Given records:

□ □ □ □ □ □ □

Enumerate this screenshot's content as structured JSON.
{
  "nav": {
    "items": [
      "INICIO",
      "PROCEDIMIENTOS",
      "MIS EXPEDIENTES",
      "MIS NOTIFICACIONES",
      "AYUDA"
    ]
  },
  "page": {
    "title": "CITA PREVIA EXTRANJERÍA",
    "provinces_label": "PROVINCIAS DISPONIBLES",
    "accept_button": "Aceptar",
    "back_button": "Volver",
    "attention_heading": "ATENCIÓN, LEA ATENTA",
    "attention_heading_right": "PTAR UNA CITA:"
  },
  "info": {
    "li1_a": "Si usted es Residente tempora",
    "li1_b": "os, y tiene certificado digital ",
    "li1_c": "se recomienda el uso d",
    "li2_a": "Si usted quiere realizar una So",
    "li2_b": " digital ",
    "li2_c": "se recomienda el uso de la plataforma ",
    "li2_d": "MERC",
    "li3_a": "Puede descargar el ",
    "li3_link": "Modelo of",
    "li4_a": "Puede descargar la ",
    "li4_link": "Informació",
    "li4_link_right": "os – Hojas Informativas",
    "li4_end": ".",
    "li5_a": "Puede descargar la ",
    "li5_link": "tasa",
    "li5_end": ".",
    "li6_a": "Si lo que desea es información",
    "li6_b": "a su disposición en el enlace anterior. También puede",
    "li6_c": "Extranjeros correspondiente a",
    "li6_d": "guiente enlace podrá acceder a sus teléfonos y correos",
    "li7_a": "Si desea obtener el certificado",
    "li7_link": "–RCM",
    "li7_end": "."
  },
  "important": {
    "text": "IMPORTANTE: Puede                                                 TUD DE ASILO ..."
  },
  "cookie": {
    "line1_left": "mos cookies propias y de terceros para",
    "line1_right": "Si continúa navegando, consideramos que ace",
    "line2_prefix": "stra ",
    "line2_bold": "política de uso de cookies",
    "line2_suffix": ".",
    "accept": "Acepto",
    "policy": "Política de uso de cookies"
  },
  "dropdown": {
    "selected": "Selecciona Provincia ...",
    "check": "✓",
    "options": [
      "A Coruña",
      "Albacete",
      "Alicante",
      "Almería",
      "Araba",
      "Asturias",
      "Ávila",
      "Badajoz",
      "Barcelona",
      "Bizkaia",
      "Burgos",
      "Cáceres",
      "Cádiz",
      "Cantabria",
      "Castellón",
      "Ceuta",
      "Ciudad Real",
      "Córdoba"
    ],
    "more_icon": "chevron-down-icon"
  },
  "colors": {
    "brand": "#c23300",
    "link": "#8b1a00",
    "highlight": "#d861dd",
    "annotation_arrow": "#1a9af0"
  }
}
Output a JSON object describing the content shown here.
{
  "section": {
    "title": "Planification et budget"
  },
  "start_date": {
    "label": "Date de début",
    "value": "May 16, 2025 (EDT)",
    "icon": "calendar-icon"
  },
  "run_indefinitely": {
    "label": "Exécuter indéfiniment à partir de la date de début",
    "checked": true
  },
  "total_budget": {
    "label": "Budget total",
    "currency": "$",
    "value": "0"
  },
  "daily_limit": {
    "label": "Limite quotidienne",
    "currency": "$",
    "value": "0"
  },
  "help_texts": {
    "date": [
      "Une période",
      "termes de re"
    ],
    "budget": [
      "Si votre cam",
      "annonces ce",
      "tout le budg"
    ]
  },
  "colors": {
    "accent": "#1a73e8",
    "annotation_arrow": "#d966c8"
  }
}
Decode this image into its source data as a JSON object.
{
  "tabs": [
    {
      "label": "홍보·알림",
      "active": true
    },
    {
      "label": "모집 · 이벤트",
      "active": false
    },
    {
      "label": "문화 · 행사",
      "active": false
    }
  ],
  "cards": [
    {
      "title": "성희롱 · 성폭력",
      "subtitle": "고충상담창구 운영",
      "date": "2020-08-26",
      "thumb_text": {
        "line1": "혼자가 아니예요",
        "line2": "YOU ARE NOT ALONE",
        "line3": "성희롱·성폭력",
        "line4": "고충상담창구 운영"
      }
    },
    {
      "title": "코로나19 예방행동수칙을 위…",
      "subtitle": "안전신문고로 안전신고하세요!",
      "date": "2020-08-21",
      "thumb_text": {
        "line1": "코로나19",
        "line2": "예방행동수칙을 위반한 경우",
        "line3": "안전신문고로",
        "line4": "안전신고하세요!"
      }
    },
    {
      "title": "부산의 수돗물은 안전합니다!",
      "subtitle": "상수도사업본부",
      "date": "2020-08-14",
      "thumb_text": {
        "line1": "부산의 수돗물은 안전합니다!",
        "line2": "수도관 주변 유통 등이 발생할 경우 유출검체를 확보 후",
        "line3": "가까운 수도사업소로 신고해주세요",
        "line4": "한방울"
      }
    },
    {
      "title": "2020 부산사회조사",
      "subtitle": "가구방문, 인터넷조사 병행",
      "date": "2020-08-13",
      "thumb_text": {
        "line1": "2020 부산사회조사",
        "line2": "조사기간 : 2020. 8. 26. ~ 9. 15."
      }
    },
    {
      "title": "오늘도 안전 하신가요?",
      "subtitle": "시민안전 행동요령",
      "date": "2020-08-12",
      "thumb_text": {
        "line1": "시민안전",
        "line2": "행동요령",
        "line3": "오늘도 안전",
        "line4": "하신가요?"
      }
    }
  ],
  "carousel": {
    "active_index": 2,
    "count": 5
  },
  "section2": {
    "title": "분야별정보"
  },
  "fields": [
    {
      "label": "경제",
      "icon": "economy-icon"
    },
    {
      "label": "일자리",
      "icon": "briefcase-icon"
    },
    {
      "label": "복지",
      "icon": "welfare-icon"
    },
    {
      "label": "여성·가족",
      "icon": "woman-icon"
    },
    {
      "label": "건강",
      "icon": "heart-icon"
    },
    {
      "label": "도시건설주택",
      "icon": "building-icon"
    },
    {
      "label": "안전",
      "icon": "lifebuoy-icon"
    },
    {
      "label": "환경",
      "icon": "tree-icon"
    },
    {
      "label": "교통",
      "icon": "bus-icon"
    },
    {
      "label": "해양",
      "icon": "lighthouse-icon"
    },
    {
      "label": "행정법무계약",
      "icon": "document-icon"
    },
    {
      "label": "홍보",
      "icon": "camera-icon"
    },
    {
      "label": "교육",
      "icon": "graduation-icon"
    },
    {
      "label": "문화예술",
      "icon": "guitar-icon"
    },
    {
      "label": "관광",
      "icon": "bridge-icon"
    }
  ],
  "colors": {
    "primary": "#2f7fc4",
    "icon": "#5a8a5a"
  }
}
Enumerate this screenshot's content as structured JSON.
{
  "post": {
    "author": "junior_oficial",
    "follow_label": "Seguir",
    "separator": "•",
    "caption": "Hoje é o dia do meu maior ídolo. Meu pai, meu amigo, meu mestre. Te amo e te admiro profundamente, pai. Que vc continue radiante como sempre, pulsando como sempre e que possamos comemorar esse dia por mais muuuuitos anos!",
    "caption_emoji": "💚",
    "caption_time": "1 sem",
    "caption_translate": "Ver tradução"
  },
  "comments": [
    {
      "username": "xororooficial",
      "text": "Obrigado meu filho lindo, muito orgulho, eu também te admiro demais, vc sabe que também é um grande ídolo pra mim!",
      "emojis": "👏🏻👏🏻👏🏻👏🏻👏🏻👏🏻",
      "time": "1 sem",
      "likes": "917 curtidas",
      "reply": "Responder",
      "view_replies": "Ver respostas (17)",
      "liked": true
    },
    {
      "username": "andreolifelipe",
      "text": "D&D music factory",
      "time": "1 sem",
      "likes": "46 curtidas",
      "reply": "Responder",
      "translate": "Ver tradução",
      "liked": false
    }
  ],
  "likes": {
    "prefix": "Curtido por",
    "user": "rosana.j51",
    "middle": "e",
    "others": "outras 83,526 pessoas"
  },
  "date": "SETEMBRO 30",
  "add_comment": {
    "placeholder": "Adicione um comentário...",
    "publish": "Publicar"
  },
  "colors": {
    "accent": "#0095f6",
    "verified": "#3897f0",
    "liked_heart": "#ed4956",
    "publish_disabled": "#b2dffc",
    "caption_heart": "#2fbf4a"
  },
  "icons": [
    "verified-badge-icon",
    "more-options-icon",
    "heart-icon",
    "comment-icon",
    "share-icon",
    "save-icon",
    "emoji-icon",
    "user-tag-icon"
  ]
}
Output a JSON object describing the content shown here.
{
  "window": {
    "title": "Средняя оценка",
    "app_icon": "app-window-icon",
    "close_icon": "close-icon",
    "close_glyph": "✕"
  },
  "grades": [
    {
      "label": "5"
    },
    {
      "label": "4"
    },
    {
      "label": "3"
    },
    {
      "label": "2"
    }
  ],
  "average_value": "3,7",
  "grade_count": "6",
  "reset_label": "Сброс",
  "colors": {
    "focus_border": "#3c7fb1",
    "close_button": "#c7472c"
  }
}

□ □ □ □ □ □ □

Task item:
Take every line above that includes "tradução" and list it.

Reply:
    "caption_translate": "Ver tradução"
      "translate": "Ver tradução",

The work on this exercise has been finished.